In listening to a piece of music before he begins choreographing, Scarlett finds that he envisions aspects of a new ballet. “It’s amazing how, maybe subconsciously, when a certain bit of music keeps coming back, you’ll see the same image,” he says. “And those images get stronger, so that by the time you get into the studio, there’s an idea of what should happen. I’m very keen on having a natural response to music, nothing that’s too superficial. Keeping it surprising as well, but something that seamlessly works its way across the whole.”
What drew Scarlett most to Tirol Concerto was the second movement. “It’s beautiful and touching,” he says. “It has kind of a Ravel’s Bolero-style building and layering. His timings are just right. When a suspension comes, it comes at exactly the right moment, so you feel a natural response to it.”
The second movement’s choreography, De Sola says, is “effective and mesmerizing. I love how just the girls come out, and we do very simple [steps], not really dancing, but hands and weight changes, wrist flicks and things we don’t often do in ballets.”
Scarlett calls what De Sola is talking about “heightened senses,” an elevation of the ordinary to something less tangible and attainable. “There’s something wonderful about an audience member watching the stage and thinking, ‘They’re human beings, but I’d never be able to do that.’ [In part of the second movement] the dancers are just walking, but somehow it’s transcended into something more; it’s gone past ballet technique. It’s the subtleties of the simplistic stuff that I find fun to home in on. I can spend hours on a look, or how you can get there.
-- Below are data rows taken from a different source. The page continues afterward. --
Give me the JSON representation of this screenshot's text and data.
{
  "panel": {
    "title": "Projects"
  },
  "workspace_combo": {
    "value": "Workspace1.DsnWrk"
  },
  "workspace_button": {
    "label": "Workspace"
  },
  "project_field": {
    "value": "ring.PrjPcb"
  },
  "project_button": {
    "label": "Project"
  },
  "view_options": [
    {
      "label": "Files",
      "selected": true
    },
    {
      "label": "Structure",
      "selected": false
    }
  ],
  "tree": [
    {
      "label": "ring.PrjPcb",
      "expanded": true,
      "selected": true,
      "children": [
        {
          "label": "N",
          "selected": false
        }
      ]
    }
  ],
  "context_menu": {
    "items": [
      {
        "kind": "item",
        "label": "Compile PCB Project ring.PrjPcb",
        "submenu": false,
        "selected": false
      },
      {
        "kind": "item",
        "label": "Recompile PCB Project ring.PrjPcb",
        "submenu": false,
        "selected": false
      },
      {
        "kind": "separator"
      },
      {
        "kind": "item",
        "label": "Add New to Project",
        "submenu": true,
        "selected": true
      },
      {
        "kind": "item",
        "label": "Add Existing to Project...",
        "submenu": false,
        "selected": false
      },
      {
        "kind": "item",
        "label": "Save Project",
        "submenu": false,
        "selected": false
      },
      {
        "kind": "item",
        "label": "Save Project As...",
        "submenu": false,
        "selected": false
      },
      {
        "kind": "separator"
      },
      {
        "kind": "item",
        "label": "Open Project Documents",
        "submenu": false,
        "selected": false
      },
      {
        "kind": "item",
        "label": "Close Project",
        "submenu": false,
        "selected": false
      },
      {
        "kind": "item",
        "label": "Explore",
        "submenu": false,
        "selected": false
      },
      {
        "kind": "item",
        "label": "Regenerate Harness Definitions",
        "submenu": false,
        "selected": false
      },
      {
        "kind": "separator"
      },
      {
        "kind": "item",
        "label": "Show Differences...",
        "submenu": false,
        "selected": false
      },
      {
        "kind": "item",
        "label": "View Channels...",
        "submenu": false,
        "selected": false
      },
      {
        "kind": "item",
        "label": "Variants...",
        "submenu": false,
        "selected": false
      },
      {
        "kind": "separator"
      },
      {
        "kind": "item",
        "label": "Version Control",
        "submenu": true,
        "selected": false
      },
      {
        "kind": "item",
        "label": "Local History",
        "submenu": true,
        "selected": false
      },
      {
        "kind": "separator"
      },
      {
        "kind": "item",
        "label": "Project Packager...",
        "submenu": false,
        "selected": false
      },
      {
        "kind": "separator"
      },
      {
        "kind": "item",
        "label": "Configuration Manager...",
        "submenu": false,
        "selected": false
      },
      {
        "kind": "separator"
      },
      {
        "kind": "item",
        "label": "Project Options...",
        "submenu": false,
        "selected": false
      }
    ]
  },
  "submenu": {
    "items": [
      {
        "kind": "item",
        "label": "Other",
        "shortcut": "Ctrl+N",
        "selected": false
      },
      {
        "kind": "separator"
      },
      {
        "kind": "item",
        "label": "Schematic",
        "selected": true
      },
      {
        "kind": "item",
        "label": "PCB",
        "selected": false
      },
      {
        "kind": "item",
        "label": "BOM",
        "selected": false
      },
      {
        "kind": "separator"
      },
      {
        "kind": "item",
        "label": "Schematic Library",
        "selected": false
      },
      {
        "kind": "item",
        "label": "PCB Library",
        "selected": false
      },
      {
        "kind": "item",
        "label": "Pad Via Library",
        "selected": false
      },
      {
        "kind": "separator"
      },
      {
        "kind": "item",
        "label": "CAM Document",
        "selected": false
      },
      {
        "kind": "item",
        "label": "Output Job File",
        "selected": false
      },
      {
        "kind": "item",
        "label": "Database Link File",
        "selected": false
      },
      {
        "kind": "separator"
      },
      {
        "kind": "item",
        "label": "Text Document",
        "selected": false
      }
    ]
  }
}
In essence, it’s trying to make it as real as possible, so that you do have moments of forgetting it’s a dance piece you’re watching, because it’s so human.”
Scarlett’s new ballet digs deep, drawing on the dancers’ emotions—which vary, since they bring personal experiences to their interpretations. That’s fine with Scarlett, who likes watching what evolves as the dancers individuate a role. “I didn’t walk in and say, ‘This is going to be an emotionally charged piece’—you just let it sink in,” Scarlett says. “You’ll see it happen—people will come in after a break, or the next day, and something will have changed. It’s amazing, that change.” It happens in every rehearsal period, he says. And when it does, “for me, it’s the best day.”
Program notes by Cheryl A. Ossola